The project developed a proof-of-concept model and accompanying visualisation to show that agent-based modelling can be used to describe MRSA spread. Agent-based modelling is an approach used to describe systems characterised by agents interacting in some space over time. Here, our agents were the patients and carers, and our space was the hospital ward. We modelled patients being tended to by carers, with spaces for carers to mix and spaces for patients to mix.

The model allowed us to specify the likelihood of infection transfer for each interaction through probabilities. A key strength of agent-based modelling is that you can vary the properties of the agents, for example carer-dependency levels of patients.

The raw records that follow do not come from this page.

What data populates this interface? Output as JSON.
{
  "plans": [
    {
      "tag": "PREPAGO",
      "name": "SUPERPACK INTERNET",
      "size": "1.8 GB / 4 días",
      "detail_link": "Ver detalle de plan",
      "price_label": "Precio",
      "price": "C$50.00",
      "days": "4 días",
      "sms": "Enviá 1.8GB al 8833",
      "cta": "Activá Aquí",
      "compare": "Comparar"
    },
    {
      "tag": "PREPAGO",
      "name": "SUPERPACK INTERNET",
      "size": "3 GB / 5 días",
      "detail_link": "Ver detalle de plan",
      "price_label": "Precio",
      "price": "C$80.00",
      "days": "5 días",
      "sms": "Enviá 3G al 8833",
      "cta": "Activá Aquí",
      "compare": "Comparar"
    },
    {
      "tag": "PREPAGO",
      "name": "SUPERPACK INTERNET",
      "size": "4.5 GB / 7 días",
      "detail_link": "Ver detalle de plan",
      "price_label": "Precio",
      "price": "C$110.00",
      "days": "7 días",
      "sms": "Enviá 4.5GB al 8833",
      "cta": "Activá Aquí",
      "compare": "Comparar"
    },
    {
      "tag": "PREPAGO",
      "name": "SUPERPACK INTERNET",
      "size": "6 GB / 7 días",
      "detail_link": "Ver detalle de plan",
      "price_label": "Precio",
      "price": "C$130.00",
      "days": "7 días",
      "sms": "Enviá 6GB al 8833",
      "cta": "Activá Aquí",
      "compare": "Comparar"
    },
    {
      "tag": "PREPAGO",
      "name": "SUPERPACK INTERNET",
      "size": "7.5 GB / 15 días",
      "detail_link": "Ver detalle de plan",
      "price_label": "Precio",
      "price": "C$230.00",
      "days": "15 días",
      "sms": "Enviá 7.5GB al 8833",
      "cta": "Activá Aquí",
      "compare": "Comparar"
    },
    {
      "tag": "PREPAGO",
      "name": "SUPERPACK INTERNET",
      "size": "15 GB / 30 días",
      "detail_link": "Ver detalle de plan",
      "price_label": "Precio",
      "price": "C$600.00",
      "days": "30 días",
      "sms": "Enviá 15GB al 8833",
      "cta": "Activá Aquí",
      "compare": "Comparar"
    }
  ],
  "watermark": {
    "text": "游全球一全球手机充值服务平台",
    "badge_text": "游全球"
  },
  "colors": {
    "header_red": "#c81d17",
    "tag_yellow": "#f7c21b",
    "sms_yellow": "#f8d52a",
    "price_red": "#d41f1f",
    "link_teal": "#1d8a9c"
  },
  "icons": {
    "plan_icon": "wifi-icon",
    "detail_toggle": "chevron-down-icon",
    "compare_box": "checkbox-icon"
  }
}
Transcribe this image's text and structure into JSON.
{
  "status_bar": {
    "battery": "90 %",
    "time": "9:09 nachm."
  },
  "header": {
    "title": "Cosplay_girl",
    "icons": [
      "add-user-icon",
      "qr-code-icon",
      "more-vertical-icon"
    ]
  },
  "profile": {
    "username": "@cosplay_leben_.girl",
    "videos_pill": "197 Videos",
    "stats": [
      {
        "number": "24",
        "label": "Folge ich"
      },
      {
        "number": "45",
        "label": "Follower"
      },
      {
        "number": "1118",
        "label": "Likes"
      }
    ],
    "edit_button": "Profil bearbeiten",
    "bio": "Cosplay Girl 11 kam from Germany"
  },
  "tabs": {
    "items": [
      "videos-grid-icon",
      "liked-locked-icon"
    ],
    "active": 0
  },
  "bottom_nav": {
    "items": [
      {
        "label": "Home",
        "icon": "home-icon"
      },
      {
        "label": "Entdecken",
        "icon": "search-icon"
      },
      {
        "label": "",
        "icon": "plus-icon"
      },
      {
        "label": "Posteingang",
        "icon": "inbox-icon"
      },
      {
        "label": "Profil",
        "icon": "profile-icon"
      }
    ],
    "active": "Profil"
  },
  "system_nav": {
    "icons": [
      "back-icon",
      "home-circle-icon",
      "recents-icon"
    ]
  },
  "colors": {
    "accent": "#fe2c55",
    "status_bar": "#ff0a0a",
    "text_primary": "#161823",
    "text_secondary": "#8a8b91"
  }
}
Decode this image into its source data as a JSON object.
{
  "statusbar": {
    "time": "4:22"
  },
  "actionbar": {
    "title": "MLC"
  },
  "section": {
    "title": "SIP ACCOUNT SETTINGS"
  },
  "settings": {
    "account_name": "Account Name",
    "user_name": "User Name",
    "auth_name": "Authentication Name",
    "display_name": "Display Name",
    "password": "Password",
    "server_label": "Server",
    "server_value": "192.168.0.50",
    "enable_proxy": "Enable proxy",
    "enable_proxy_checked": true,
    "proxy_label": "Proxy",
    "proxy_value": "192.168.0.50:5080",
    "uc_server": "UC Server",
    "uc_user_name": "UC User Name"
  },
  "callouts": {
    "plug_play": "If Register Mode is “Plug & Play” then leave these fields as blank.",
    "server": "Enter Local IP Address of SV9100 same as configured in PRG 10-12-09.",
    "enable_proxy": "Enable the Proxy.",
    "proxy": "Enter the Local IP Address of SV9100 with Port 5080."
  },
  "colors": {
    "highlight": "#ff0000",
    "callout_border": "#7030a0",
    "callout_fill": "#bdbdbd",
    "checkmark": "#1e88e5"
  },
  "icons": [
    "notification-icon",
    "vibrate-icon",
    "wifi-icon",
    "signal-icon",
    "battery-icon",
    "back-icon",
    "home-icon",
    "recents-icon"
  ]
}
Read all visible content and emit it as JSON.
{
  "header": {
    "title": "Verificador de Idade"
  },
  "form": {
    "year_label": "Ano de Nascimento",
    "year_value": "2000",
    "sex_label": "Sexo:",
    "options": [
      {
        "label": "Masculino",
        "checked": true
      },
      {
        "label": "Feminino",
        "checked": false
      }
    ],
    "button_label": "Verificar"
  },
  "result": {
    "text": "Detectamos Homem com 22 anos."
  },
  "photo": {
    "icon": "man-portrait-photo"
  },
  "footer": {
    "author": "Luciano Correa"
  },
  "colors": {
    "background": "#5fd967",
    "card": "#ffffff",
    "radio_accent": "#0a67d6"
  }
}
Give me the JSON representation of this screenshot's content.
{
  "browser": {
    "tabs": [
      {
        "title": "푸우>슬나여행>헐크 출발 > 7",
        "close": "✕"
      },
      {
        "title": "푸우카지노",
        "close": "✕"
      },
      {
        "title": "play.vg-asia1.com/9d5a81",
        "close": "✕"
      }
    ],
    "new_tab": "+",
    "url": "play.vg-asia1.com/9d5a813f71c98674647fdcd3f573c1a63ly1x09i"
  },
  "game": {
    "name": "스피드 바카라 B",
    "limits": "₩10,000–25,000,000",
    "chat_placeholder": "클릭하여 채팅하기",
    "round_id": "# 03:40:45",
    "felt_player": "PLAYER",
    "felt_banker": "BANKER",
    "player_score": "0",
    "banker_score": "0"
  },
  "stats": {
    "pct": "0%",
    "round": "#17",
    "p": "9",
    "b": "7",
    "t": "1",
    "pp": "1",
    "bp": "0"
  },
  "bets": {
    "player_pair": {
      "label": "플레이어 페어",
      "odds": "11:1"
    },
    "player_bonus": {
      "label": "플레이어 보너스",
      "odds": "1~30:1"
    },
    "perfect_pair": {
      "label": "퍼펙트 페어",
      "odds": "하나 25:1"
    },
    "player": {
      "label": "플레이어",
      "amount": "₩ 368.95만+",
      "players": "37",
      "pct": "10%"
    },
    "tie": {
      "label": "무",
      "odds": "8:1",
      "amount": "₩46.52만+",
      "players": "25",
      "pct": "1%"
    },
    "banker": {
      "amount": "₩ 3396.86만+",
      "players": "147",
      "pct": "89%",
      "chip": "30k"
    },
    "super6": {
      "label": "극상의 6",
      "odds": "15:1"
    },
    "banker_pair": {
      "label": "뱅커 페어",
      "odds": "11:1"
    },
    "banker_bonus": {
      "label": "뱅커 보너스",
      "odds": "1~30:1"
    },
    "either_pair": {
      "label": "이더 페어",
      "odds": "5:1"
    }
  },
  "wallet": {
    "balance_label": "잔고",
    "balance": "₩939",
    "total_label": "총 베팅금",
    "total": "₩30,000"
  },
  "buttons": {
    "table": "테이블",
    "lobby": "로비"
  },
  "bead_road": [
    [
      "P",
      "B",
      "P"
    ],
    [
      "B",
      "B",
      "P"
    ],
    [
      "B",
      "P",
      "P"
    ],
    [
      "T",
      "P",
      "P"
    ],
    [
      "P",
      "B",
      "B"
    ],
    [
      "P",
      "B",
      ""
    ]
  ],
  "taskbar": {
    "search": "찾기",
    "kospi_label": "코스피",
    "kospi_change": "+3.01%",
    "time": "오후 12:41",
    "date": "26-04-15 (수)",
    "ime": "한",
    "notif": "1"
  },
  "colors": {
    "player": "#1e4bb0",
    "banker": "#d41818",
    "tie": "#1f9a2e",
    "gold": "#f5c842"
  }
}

In this short project we calibrated the model using a mix of literature and expert input from hospital infection control specialists. We demonstrated that when we varied the parameter settings of rates of transfer and agent properties we obtained sets of results that were plausible. This gave us confidence that this modelling approach could be used as a framework for understanding the spread of infection control, and so how to control that spread, in the hospital ward.
Exploitation Route This was a clear demonstration of the potential for agent used modelling approaches to be used in disease spread management, especially in systems where variation in individual behaviour and the utilisation of physical space is important.
Sectors Healthcare

 
Description This award was to pump-prime the use of agent-based computational modelling approaches developed in ecology to model the spread of MRSA in the hospital ward. The project demonstrated sufficient proof-of-principle to support a successful application to TSB for a Knowledge Transfer Partnership with NHS Tayside (£240K awarded in 2006).
First Year Of Impact 2006
Sector Healthcare
Impact Types Policy & public services

 
Description Ninewells Hospital & Medical School 
Organisation Ninewells Hospital
Country United Kingdom 
Sector Hospitals 
PI Contribution We provided the computational model of MRSA spread, including patient agents, carer agents and their interactions, together with the accompanying user front end design and implementation to depict the model dynamics in a user friendly manner.
Collaborator Contribution The partner provided all domain expertise to enable us to construct the model. This input included overall design issues such as the ratio of carers to patients, shift patterns, and agent characteristics with parameter values for each. Specified parameter values included rates of transmission, details of patient and carer behaviours and patterns of patient-carer, intra-patient and intra-carer mixing. They also provided user feedback on the interface design.
Impact Outcome: 2-year KTP partnership Output: Milazzo, L., Bown, J. L., Eberst, A., Phillips, G., Crawford, J. W. 2011. Modelling of Healthcare Associated Infections: A study on the dynamics of pathogen transmission by using an individual-based approach. Computer Methods And Programs In Biomedicine. Vl 104. Is 2. 260-265.
Start Year 2006
 
Description Team Play Learning Dynamics 
Organisation Team Play Learning Dynamics
Country United Kingdom 
Sector Private 
PI Contribution We provided the computational model of MRSA spread, including patient agents, carer agents and their interactions, together with the accompanying user front end design and implementation to depict the model dynamics in a user friendly manner.
Collaborator Contribution The partner provided games-based learning expertise to inform the development of the user interface to the computational model to ensure that interface was an effective communication tool.
Impact None
Start Year 2006